*Exercise goal*
Retype the entries word for word, leaving nothing out.

*Information supplied*
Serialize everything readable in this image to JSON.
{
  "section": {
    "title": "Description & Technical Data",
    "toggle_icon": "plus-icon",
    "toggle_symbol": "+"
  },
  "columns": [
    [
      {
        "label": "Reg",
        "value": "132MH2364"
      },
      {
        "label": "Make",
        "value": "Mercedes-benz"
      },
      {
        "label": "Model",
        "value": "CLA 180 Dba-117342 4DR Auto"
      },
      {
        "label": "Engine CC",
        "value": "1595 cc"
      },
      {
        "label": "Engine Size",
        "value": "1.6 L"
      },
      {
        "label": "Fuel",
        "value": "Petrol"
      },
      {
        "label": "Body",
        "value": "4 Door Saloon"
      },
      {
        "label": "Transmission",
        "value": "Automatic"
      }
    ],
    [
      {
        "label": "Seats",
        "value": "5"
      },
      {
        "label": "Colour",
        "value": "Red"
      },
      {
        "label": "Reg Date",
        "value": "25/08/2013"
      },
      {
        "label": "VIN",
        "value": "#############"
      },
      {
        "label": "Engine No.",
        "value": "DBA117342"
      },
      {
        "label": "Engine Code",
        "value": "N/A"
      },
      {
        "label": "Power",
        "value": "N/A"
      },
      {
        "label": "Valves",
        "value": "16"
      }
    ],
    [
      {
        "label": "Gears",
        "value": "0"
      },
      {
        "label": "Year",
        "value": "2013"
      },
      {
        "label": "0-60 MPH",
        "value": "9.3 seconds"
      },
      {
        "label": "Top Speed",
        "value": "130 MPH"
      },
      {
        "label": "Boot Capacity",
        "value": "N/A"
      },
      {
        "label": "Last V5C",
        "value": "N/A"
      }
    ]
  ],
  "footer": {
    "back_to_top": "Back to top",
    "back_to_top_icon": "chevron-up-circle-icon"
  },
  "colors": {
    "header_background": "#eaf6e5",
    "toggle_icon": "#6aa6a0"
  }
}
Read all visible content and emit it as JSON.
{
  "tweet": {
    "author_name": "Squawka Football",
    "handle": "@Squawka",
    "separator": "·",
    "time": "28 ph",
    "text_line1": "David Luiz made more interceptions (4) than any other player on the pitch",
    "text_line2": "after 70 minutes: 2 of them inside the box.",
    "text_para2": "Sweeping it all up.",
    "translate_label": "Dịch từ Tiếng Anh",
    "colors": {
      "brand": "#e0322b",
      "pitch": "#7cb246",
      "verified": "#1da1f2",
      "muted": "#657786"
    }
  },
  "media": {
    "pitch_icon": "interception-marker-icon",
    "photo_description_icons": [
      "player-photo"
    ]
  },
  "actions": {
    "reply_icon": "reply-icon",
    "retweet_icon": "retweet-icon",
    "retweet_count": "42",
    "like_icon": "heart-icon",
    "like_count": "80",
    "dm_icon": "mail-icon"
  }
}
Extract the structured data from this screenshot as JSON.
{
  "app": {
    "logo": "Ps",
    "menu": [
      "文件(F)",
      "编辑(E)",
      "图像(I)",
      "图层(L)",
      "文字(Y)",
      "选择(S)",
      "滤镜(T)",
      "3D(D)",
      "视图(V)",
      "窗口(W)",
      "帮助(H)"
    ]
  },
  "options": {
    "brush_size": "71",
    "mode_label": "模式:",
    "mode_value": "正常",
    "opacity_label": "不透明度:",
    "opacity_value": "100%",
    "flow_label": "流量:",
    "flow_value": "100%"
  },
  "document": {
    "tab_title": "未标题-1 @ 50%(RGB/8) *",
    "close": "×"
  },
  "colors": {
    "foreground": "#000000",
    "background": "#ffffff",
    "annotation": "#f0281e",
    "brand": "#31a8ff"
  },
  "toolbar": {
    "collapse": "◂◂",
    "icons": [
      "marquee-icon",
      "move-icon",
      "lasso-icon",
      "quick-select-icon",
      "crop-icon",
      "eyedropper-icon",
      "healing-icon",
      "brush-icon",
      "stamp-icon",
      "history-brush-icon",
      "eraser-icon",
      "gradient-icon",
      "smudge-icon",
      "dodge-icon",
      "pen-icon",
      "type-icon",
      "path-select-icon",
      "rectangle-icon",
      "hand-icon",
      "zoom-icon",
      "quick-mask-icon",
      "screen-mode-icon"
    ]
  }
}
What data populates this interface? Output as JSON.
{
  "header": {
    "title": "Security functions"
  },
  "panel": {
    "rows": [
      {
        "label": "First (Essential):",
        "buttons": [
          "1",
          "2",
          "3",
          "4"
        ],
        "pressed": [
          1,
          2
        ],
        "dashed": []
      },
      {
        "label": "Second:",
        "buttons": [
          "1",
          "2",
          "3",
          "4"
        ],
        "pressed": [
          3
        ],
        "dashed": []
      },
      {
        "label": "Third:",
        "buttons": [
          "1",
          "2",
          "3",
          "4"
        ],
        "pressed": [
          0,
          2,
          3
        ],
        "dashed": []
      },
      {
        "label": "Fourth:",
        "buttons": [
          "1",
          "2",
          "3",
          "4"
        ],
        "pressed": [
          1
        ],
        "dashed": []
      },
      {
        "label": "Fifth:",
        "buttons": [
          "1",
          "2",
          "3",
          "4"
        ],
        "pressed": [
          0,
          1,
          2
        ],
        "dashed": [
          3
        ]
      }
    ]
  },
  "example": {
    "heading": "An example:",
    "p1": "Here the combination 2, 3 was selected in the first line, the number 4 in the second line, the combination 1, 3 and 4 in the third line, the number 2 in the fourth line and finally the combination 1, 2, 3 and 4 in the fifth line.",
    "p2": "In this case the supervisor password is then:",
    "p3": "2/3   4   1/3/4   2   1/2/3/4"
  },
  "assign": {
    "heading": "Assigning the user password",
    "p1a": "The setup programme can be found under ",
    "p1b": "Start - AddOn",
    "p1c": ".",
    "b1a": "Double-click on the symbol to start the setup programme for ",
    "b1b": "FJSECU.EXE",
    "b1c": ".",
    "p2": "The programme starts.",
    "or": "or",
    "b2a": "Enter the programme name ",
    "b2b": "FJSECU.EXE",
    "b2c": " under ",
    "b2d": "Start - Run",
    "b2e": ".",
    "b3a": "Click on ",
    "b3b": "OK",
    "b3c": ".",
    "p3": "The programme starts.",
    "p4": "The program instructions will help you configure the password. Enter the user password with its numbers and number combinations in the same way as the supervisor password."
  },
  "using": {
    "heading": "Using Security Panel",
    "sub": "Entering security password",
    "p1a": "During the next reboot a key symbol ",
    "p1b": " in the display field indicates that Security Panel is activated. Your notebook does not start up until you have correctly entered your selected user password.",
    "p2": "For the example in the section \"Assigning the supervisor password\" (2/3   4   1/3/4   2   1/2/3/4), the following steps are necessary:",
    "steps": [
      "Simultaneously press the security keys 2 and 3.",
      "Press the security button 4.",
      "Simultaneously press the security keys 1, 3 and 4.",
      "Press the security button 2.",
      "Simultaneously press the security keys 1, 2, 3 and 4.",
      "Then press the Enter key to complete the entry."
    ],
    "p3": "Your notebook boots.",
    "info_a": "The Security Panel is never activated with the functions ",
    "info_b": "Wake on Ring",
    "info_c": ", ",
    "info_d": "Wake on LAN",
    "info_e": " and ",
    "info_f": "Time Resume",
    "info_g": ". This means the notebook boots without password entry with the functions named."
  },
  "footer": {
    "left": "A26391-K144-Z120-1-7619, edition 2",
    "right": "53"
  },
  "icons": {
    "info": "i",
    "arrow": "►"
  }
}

*Written response*
Serialize everything readable in this image to JSON.
{
  "section": {
    "title": "Description & Technical Data",
    "toggle_icon": "plus-icon",
    "toggle_symbol": "+"
  },
  "columns": [
    [
      {
        "label": "Reg",
        "value": "132MH2364"
      },
      {
        "label": "Make",
        "value": "Mercedes-benz"
      },
      {
        "label": "Model",
        "value": "CLA 180 Dba-117342 4DR Auto"
      },
      {
        "label": "Engine CC",
        "value": "1595 cc"
      },
      {
        "label": "Engine Size",
        "value": "1.6 L"
      },
      {
        "label": "Fuel",
        "value": "Petrol"
      },
      {
        "label": "Body",
        "value": "4 Door Saloon"
      },
      {
        "label": "Transmission",
        "value": "Automatic"
      }
    ],
    [
      {
        "label": "Seats",
        "value": "5"
      },
      {
        "label": "Colour",
        "value": "Red"
      },
      {
        "label": "Reg Date",
        "value": "25/08/2013"
      },
      {
        "label": "VIN",
        "value": "#############"
      },
      {
        "label": "Engine No.",
        "value": "DBA117342"
      },
      {
        "label": "Engine Code",
        "value": "N/A"
      },
      {
        "label": "Power",
        "value": "N/A"
      },
      {
        "label": "Valves",
        "value": "16"
      }
    ],
    [
      {
        "label": "Gears",
        "value": "0"
      },
      {
        "label": "Year",
        "value": "2013"
      },
      {
        "label": "0-60 MPH",
        "value": "9.3 seconds"
      },
      {
        "label": "Top Speed",
        "value": "130 MPH"
      },
      {
        "label": "Boot Capacity",
        "value": "N/A"
      },
      {
        "label": "Last V5C",
        "value": "N/A"
      }
    ]
  ],
  "footer": {
    "back_to_top": "Back to top",
    "back_to_top_icon": "chevron-up-circle-icon"
  },
  "colors": {
    "header_background": "#eaf6e5",
    "toggle_icon": "#6aa6a0"
  }
}
Read all visible content and emit it as JSON.
{
  "tweet": {
    "author_name": "Squawka Football",
    "handle": "@Squawka",
    "separator": "·",
    "time": "28 ph",
    "text_line1": "David Luiz made more interceptions (4) than any other player on the pitch",
    "text_line2": "after 70 minutes: 2 of them inside the box.",
    "text_para2": "Sweeping it all up.",
    "translate_label": "Dịch từ Tiếng Anh",
    "colors": {
      "brand": "#e0322b",
      "pitch": "#7cb246",
      "verified": "#1da1f2",
      "muted": "#657786"
    }
  },
  "media": {
    "pitch_icon": "interception-marker-icon",
    "photo_description_icons": [
      "player-photo"
    ]
  },
  "actions": {
    "reply_icon": "reply-icon",
    "retweet_icon": "retweet-icon",
    "retweet_count": "42",
    "like_icon": "heart-icon",
    "like_count": "80",
    "dm_icon": "mail-icon"
  }
}
Extract the structured data from this screenshot as JSON.
{
  "app": {
    "logo": "Ps",
    "menu": [
      "文件(F)",
      "编辑(E)",
      "图像(I)",
      "图层(L)",
      "文字(Y)",
      "选择(S)",
      "滤镜(T)",
      "3D(D)",
      "视图(V)",
      "窗口(W)",
      "帮助(H)"
    ]
  },
  "options": {
    "brush_size": "71",
    "mode_label": "模式:",
    "mode_value": "正常",
    "opacity_label": "不透明度:",
    "opacity_value": "100%",
    "flow_label": "流量:",
    "flow_value": "100%"
  },
  "document": {
    "tab_title": "未标题-1 @ 50%(RGB/8) *",
    "close": "×"
  },
  "colors": {
    "foreground": "#000000",
    "background": "#ffffff",
    "annotation": "#f0281e",
    "brand": "#31a8ff"
  },
  "toolbar": {
    "collapse": "◂◂",
    "icons": [
      "marquee-icon",
      "move-icon",
      "lasso-icon",
      "quick-select-icon",
      "crop-icon",
      "eyedropper-icon",
      "healing-icon",
      "brush-icon",
      "stamp-icon",
      "history-brush-icon",
      "eraser-icon",
      "gradient-icon",
      "smudge-icon",
      "dodge-icon",
      "pen-icon",
      "type-icon",
      "path-select-icon",
      "rectangle-icon",
      "hand-icon",
      "zoom-icon",
      "quick-mask-icon",
      "screen-mode-icon"
    ]
  }
}
What data populates this interface? Output as JSON.
{
  "header": {
    "title": "Security functions"
  },
  "panel": {
    "rows": [
      {
        "label": "First (Essential):",
        "buttons": [
          "1",
          "2",
          "3",
          "4"
        ],
        "pressed": [
          1,
          2
        ],
        "dashed": []
      },
      {
        "label": "Second:",
        "buttons": [
          "1",
          "2",
          "3",
          "4"
        ],
        "pressed": [
          3
        ],
        "dashed": []
      },
      {
        "label": "Third:",
        "buttons": [
          "1",
          "2",
          "3",
          "4"
        ],
        "pressed": [
          0,
          2,
          3
        ],
        "dashed": []
      },
      {
        "label": "Fourth:",
        "buttons": [
          "1",
          "2",
          "3",
          "4"
        ],
        "pressed": [
          1
        ],
        "dashed": []
      },
      {
        "label": "Fifth:",
        "buttons": [
          "1",
          "2",
          "3",
          "4"
        ],
        "pressed": [
          0,
          1,
          2
        ],
        "dashed": [
          3
        ]
      }
    ]
  },
  "example": {
    "heading": "An example:",
    "p1": "Here the combination 2, 3 was selected in the first line, the number 4 in the second line, the combination 1, 3 and 4 in the third line, the number 2 in the fourth line and finally the combination 1, 2, 3 and 4 in the fifth line.",
    "p2": "In this case the supervisor password is then:",
    "p3": "2/3   4   1/3/4   2   1/2/3/4"
  },
  "assign": {
    "heading": "Assigning the user password",
    "p1a": "The setup programme can be found under ",
    "p1b": "Start - AddOn",
    "p1c": ".",
    "b1a": "Double-click on the symbol to start the setup programme for ",
    "b1b": "FJSECU.EXE",
    "b1c": ".",
    "p2": "The programme starts.",
    "or": "or",
    "b2a": "Enter the programme name ",
    "b2b": "FJSECU.EXE",
    "b2c": " under ",
    "b2d": "Start - Run",
    "b2e": ".",
    "b3a": "Click on ",
    "b3b": "OK",
    "b3c": ".",
    "p3": "The programme starts.",
    "p4": "The program instructions will help you configure the password. Enter the user password with its numbers and number combinations in the same way as the supervisor password."
  },
  "using": {
    "heading": "Using Security Panel",
    "sub": "Entering security password",
    "p1a": "During the next reboot a key symbol ",
    "p1b": " in the display field indicates that Security Panel is activated. Your notebook does not start up until you have correctly entered your selected user password.",
    "p2": "For the example in the section \"Assigning the supervisor password\" (2/3   4   1/3/4   2   1/2/3/4), the following steps are necessary:",
    "steps": [
      "Simultaneously press the security keys 2 and 3.",
      "Press the security button 4.",
      "Simultaneously press the security keys 1, 3 and 4.",
      "Press the security button 2.",
      "Simultaneously press the security keys 1, 2, 3 and 4.",
      "Then press the Enter key to complete the entry."
    ],
    "p3": "Your notebook boots.",
    "info_a": "The Security Panel is never activated with the functions ",
    "info_b": "Wake on Ring",
    "info_c": ", ",
    "info_d": "Wake on LAN",
    "info_e": " and ",
    "info_f": "Time Resume",
    "info_g": ". This means the notebook boots without password entry with the functions named."
  },
  "footer": {
    "left": "A26391-K144-Z120-1-7619, edition 2",
    "right": "53"
  },
  "icons": {
    "info": "i",
    "arrow": "►"
  }
}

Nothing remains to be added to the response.